power, love, magic and southern gothic gowns: #beautifulcreatures


it’s late.

we just got back.

but had to write Now while the words are in our head.


beautiful creatures is sumptuous and surprising and elegant and shockingly beautiful and raging-with-lust-and-magic in a sticky darkly humid southern heat.


a great cast – gloriously shot against a landscape of swollen overhanging trees and rotting succulents with southern undercurrents of violence and one-hell-of-a-family-dinner

Jeremy Irons is glorious.

a debonair dandy with a dark soul. url

Alice Englert, who plays Lena “We prefer the word Caster” (to witch), is mesmerizing – and then we realized why – she’s Jane Campion‘s daughter.

writer/director Richard LaGravenese took these extraordinary books that talk about personal power and finding your own centre/center/soul and forging a Path that’s yours – but turned in a script that layered a smart (and snappy teen banter like something out of the 1930s or a beat pix from beatniks in love with the novels-of-freedom and the road-calling) with a deep, dark longing that recalls another, much earlier love story – we couldn’t put our finger on it – but then, when listening to interviews with the Clever Mr. LaGravenese (who also wrote another of our personal favo(u)rite movies about Finding Out Who You Are no matter what that path is revealed to be – Living Out Loud) he mentioned the love story – Romeo and Juliet – and more specifically the Franco Zeffrelli movie version (we’re sure the Bard liked this one) – from 1968 that influenced him…….and the visual parallels are indeed clear, despite a different time – and Place – the underlying story is a triumph of passion entwined with destiny.
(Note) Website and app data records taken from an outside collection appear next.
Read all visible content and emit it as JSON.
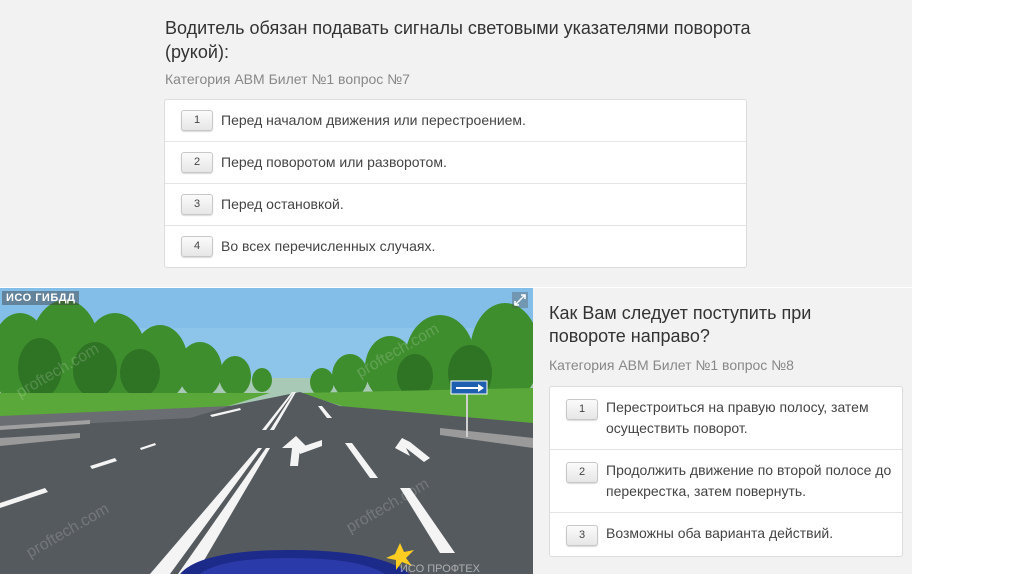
{
  "question1": {
    "title": "Водитель обязан подавать сигналы световыми указателями поворота (рукой):",
    "meta": "Категория ABM  Билет №1  вопрос №7",
    "answers": [
      {
        "num": "1",
        "text": "Перед началом движения или перестроением."
      },
      {
        "num": "2",
        "text": "Перед поворотом или разворотом."
      },
      {
        "num": "3",
        "text": "Перед остановкой."
      },
      {
        "num": "4",
        "text": "Во всех перечисленных случаях."
      }
    ]
  },
  "question2": {
    "title": "Как Вам следует поступить при повороте направо?",
    "meta": "Категория ABM  Билет №1  вопрос №8",
    "answers": [
      {
        "num": "1",
        "text": "Перестроиться на правую полосу, затем осуществить поворот."
      },
      {
        "num": "2",
        "text": "Продолжить движение по второй полосе до перекрестка, затем повернуть."
      },
      {
        "num": "3",
        "text": "Возможны оба варианта действий."
      }
    ]
  },
  "image": {
    "label": "ИСО  ГИБДД",
    "watermark": "proftech.com",
    "watermark_bottom": "ИСО ПРОФТЕХ"
  },
  "colors": {
    "panel_bg": "#f2f2f2",
    "road": "#555a5e",
    "sky": "#8cc4ea",
    "grass": "#5aa83a",
    "sign_blue": "#1f5fb0",
    "car": "#1c2a8a"
  },
  "icons": [
    "expand-icon"
  ]
}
and we just thought we were going to see a light but gorgeous-looking Teen flick.

oh gosh, no.

this was a sublime cinematic treasury of beauty.

do go and see it. 

you were almost-sixteen, once upon a time, right?

we’d almost forgotten what it felt like.



like you’re on the



of something dangerous and yet exhilarating.
all at the same time.

a sleepless night with keats.



are you still awake?

tis late, we know.


everyone is sleeping in the apartment building over here.

but us.

our candles are burning brightly for we have stayed up – warm, cosy, under the blankets and smooth sheets – to watch Bright Star.

we Thought we had told you about our experience (not quite meeting for we never shook hands or embraced on both cheeks as per our usual definition of Meeting someone) of seeing Jane Campion speak at the Director’s Guild in Manhattan.

but it must have been before we became teamgloria………….how curious that there were Movie Screenings that happened before we could tell you about them.

To whom did we tell before?

We remembered feeling Utterly Light-headed and dreamy and full of promise and hope and poetry and bluebell woods and calico petticoats.


We did ask a Question (we always enjoy asking Directors a question for we are terribly Keen to learn, for our own future exploits and excitements).

what’s that?

yes. you’re right. a few of our favo(u)rite actors are indeed present in this movie. the gifted and lovely Ms. Cornish, Mr. Whishaw (whom we are eagerly awaiting in the second series of The Hour – if you scroll down this post – ahem – what appears to be a Rather Long and enthusiastic post, you’ll see a moment from that script and our own musings therein) and Mr. Schneider (his performance in The Beloved impressed us greatly and was No. 10 in our list of summer movies during our hiatus from teamgloria in case you want a recap here).

Alas we cannot recall the Question that we asked Jane Campion now (may we call her Jane? – yet we feel sure that she has a cool nickname that one would use but only Know if one truly knew her).


at the screening at the Director’s Guild.

frowning (prettily).

Something about Hampstead and England and how-she-researched and why and wherefore and oh – let’s have some poetry.

a little something from Keats?

why yes.

lie back on the pale apricot satin chaise and tea shall be arriving shortly while Mr. Keats reads to us.

Bright Star
Bright star, would I were steadfast as thou art —
Not in lone splendour hung aloft the night
And watching, with eternal lids apart,
Like Nature’s patient, sleepless Eremite,
The moving waters at their priestlike task
Of pure ablution round earth’s human shores,
Or gazing on the new soft-fallen mask
Of snow upon the mountains and the moors —
No — yet still stedfast, still unchangeable,
Pillow’d upon my fair love’s ripening breast,
To feel for ever its soft swell and fall,
Awake for ever in a sweet unrest,
Still, still to hear her tender-taken breath,
And so live ever — or else swoon to death.